  • Great post!
    An important point that Megan makes is “everything good and valuable and important that you learned from blogging can be put into practice in a dazzling number of ways outside of this medium”

  • I’m thinking about quitting blogging too, or at least scaling back how often I publish posts. I agree that it does take a lot of mental real estate and that it can take over your life if you’re not careful. I know why I want to blog, but if – even after applying as many of the tips you learn about effective blogging as best as you can – you still can’t get your audience to engage, well… it kinda gets tiring. It’s like talking to a wall. Pointless. I’m thinking it over.

    Thank you for this post. I appreciate it.

  • I m in middle of my decision, or may be this is just a break for me.
    If you are unsure about anything then lay back and give yourself time until you go for a right decision. Analyzing your decision is must incase of carrier options along with listening to your heart.

  • Thanks for the encouragement! I haven’t tried, but maybe I need to look into that!

  • I’ve been blogging for 8 years this November; more than once I’ve considered throwing in the towel. It’s frustrating to feel like your forcing your content, that no one is reading or commenting, and that the whole thing doesn’t really matter. I go back and forth between feeling like I need to do a better job of stewarding my content {the high-end quality and deep pieces} and just blogging for me….I still don’t know the answer.

  • This was a wonderful post to stumble upon! I’m currently at the other end of the spectrum – just starting my blog. However I have been a graphic designer for years and starting my blog was a way to switch creative outlets. I love that instead of giving up a creative outlet all together, it went from blogging to podcasts. It’s nice to know that people are able to make switches like this work. For some reason it makes starting up a bit less daunting – things will work out if you put effort in, even if the path changes.

  • Laura

    I quit blogging when I saw the pattern of my posts becoming a complaint blog.
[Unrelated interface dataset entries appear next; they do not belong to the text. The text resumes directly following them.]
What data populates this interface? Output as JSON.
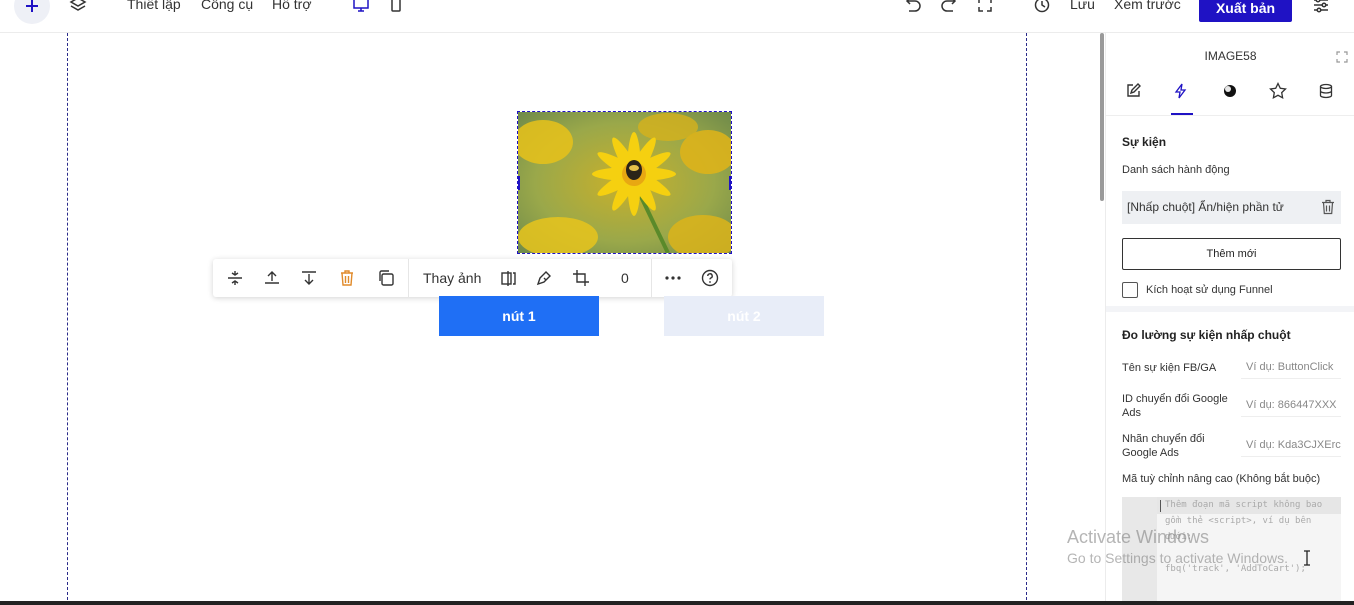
{
  "topbar": {
    "menu": [
      "Thiết lập",
      "Công cụ",
      "Hỗ trợ"
    ],
    "save_label": "Lưu",
    "preview_label": "Xem trước",
    "publish_label": "Xuất bản"
  },
  "canvas": {
    "toolbar": {
      "replace_label": "Thay ảnh",
      "rotation_value": "0"
    },
    "button1_label": "nút 1",
    "button2_label": "nút 2"
  },
  "panel": {
    "title": "IMAGE58",
    "events_title": "Sự kiện",
    "action_list_label": "Danh sách hành động",
    "action_item": "[Nhấp chuột] Ẩn/hiện phần tử",
    "add_new_label": "Thêm mới",
    "funnel_label": "Kích hoạt sử dụng Funnel",
    "measure_title": "Đo lường sự kiện nhấp chuột",
    "fields": [
      {
        "label": "Tên sự kiện FB/GA",
        "placeholder": "Ví dụ: ButtonClick"
      },
      {
        "label": "ID chuyển đổi Google Ads",
        "placeholder": "Ví dụ: 866447XXX"
      },
      {
        "label": "Nhãn chuyển đổi Google Ads",
        "placeholder": "Ví dụ: Kda3CJXErc"
      }
    ],
    "custom_code_label": "Mã tuỳ chỉnh nâng cao (Không bắt buộc)",
    "code_lines": [
      "Thêm đoạn mã script không bao",
      "gồm thẻ <script>, ví dụ bên",
      "dưới:",
      "fbq('track', 'AddToCart');"
    ]
  },
  "watermark": {
    "line1": "Activate Windows",
    "line2": "Go to Settings to activate Windows."
  },
  "colors": {
    "accent": "#1f12c4",
    "button_primary": "#1f6ff5",
    "button_secondary": "#e8edf8"
  }
}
I would mostly feel compelled to blog about things that caused me angst in the world. While I felt I my writing was entertaining because it was sarcastic and funny, it had an overall negative edge to it. I started to think that there are enough “haters” out there, and I didn’t want to be one of them, so I stopped. I just can’t find good sarcasm and humor in the positive. I did love blogging, so podcasts might an alternative. Negativity can be lightened so it doesn’t seem so harsh as it might in the written word, and of course humor and sarcasm would come across well in audio.
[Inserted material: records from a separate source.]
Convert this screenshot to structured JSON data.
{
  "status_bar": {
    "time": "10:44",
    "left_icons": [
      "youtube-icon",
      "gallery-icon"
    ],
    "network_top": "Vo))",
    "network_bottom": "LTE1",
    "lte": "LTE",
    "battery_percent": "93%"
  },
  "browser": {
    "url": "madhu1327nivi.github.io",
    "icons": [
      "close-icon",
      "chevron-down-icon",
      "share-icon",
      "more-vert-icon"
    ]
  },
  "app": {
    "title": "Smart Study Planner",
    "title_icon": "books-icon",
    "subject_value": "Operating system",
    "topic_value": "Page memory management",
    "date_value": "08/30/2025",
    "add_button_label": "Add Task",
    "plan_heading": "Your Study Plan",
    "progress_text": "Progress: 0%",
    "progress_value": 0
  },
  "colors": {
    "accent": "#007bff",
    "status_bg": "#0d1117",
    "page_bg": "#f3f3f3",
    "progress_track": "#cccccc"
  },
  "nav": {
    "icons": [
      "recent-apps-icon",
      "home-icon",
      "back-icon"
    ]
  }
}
  • This has really inspired me.

  • Nope, not thinking of quitting–AT ALL. I’ve always seen my blog as a portfolio of my work and vehicle for connecting/interacting with those who buy my cookbooks. Maybe because I’ve never yearned for it to be a means to a book contract, or to make money, or to get famous, I don’t feel stressed. I’ve also been interested in honing my photography skills and blog posts are a great way to show off my improved pics and get feedback on topics I’m working on. I have made the decision to only put up a new post about three times a month–that seems to be enough for readers and doable for me.
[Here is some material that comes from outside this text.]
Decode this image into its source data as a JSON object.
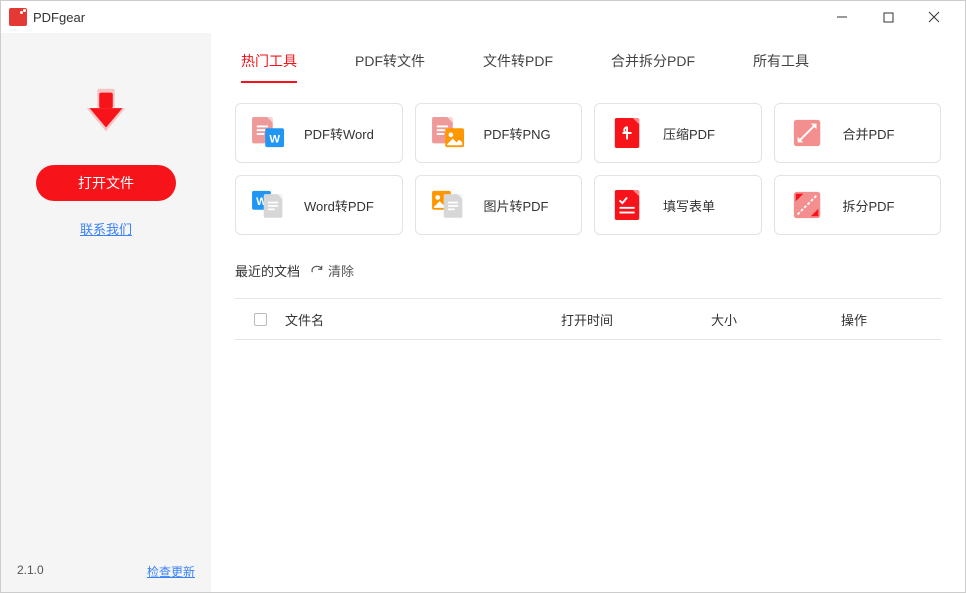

  • Interesting interview and fascinating comments. I’ve been blogging for five and a half years and haven’t had any thoughts of quitting. My wife encouraged me to blog because of my interest in personal essay and poetry and because of my quick comebacks when watching the evening news. My own blog is primarily personal essay, social/political commentary and poetry. For me it has served as a motivation and an impetus to write. In recent weeks I have been involved in a project on my blog in which I write a poem each week in response to paintings by master artists. Having a weekly deadline for poetry has helped me to be more connected with the creative process. My essays have also led to being invited to write for AMERICAblog which has far more national exposure and is helping me to hone my social commentary style of essays.

    For now, my blog is serving as both a creative outlet and an energizing connection for the creative process.